:: Your task ::
From the listing below, copy every line with the word "expand".

:: Provided information ::
>>>>>

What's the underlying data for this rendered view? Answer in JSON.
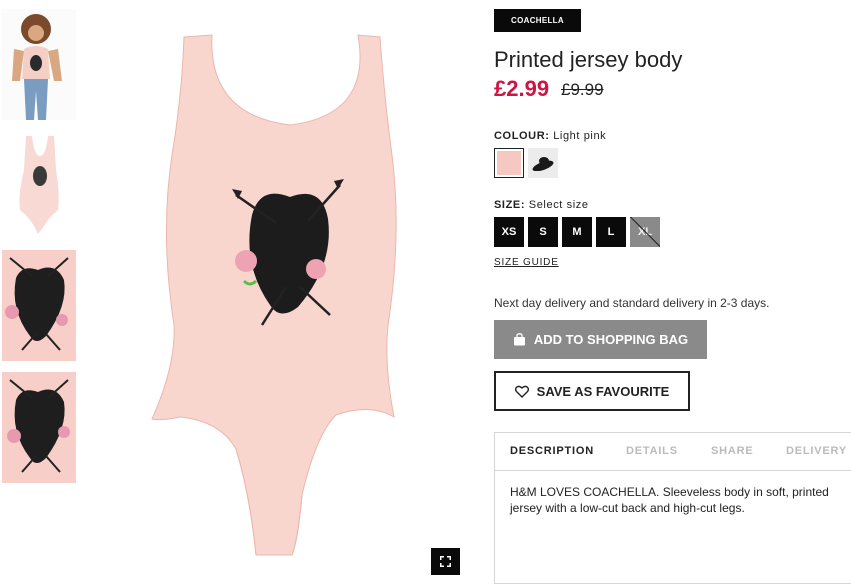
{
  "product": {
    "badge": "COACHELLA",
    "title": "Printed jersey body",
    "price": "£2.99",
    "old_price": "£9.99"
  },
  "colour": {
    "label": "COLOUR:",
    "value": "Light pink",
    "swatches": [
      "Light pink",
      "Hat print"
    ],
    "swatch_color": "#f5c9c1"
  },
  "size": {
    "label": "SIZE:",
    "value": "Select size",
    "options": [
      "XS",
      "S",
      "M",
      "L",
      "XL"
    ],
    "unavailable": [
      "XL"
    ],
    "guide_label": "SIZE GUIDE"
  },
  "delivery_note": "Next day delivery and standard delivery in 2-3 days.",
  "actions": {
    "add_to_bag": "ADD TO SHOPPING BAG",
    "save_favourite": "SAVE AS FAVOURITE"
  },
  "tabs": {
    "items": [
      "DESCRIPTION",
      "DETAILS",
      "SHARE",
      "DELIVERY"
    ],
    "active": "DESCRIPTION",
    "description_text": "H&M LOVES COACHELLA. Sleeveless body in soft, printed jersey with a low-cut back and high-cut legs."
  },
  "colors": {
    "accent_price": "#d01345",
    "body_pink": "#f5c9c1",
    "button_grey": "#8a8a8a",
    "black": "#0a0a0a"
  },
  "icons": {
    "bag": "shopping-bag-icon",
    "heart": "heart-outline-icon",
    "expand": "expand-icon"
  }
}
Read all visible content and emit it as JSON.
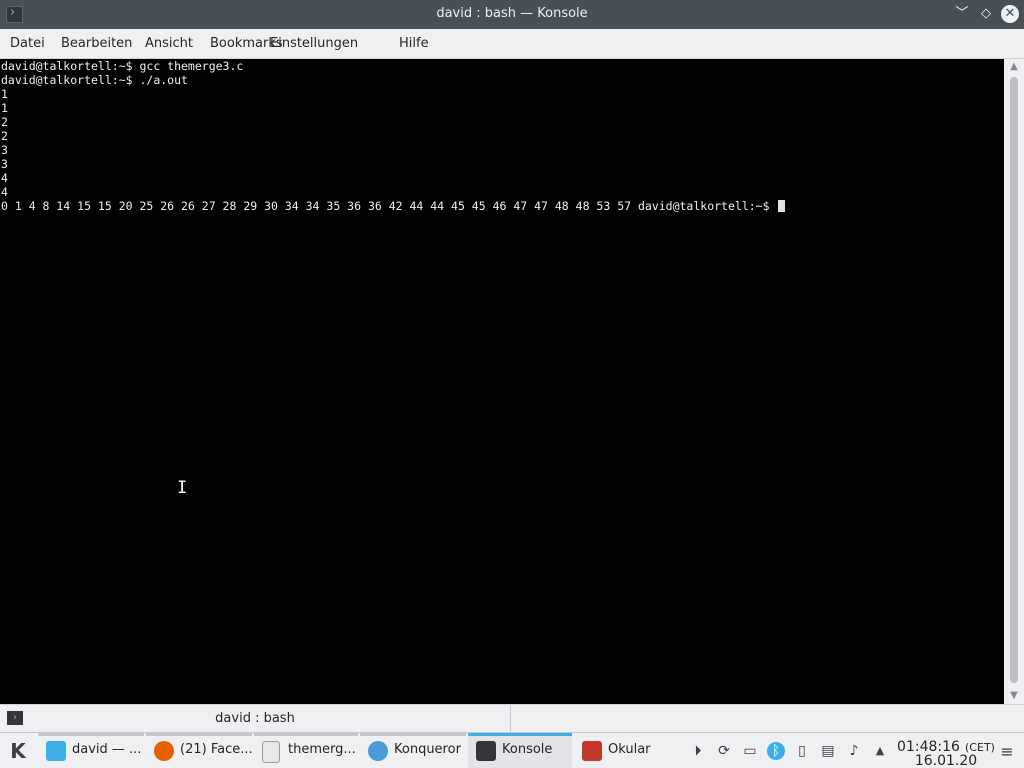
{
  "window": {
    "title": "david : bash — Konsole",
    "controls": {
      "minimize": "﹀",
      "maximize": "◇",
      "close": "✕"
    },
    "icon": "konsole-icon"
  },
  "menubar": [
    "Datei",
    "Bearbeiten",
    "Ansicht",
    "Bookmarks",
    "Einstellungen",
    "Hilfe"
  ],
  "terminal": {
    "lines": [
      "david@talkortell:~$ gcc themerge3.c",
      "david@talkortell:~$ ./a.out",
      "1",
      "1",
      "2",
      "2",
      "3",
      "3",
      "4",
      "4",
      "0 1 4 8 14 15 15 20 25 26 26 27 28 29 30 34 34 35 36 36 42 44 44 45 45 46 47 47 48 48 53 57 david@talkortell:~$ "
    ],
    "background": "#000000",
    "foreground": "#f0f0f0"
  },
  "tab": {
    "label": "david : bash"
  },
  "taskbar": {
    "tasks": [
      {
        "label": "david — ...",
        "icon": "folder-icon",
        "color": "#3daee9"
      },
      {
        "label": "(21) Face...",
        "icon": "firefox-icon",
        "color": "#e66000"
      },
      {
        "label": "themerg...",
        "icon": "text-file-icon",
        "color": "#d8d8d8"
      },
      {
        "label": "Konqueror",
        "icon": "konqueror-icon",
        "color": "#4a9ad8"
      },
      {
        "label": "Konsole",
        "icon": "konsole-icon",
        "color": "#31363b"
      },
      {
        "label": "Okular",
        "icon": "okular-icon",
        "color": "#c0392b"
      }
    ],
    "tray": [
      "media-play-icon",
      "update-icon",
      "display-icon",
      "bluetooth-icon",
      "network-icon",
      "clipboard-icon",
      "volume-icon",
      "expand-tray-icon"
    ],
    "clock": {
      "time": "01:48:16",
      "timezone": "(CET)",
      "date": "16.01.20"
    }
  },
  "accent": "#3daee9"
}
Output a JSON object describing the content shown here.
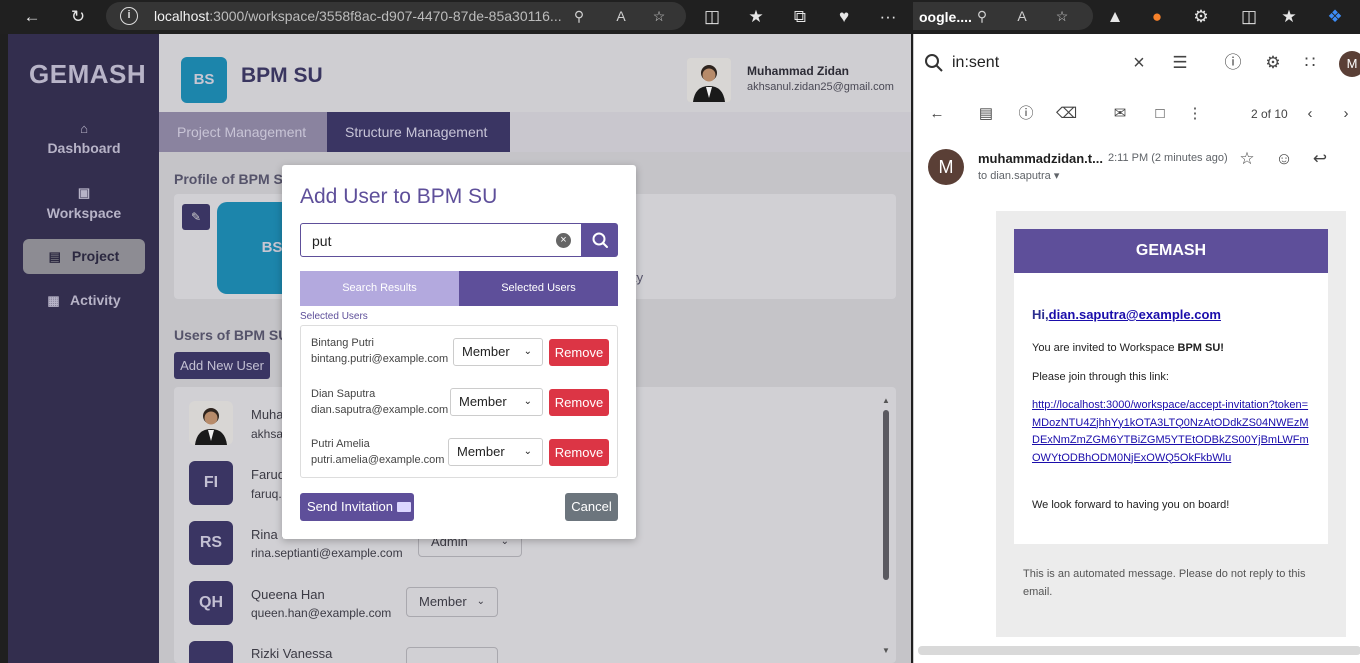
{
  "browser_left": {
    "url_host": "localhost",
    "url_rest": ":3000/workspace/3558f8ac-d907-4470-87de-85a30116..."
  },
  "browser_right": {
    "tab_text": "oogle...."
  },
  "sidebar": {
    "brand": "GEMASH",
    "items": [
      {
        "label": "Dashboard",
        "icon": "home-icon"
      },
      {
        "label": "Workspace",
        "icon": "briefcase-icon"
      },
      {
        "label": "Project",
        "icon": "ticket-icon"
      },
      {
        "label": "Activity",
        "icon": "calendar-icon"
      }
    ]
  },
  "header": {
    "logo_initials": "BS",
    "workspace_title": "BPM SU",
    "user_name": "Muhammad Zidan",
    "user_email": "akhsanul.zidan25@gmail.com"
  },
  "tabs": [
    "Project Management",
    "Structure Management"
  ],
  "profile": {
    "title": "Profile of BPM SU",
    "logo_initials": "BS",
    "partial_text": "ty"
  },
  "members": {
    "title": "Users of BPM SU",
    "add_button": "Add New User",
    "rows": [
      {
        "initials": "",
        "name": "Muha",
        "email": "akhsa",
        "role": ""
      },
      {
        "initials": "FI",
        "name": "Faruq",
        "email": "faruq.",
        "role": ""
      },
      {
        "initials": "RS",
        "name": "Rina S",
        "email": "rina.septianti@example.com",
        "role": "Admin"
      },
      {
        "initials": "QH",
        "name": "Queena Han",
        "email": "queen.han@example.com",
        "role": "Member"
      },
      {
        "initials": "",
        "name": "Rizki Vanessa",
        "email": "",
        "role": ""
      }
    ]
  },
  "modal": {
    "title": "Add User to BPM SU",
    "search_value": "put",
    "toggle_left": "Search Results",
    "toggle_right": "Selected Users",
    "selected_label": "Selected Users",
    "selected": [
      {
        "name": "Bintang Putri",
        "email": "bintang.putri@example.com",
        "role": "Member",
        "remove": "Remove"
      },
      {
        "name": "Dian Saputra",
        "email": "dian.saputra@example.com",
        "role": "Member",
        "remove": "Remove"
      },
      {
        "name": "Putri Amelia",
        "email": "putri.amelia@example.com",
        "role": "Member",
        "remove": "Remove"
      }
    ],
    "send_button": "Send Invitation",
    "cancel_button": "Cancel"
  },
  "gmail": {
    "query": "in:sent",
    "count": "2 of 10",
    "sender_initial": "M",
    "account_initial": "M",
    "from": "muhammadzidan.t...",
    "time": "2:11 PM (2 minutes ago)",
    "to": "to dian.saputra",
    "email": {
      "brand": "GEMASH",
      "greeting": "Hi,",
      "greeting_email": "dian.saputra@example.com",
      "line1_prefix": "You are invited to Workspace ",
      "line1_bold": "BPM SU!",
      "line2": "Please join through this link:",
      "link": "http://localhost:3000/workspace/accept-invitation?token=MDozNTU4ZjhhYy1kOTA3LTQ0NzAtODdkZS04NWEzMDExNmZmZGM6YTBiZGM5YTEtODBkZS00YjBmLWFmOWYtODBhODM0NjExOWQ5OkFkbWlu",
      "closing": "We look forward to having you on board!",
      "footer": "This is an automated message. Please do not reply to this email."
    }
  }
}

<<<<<

:: Result ::
    "expand": "expand-icon"
      "expand-tray-icon"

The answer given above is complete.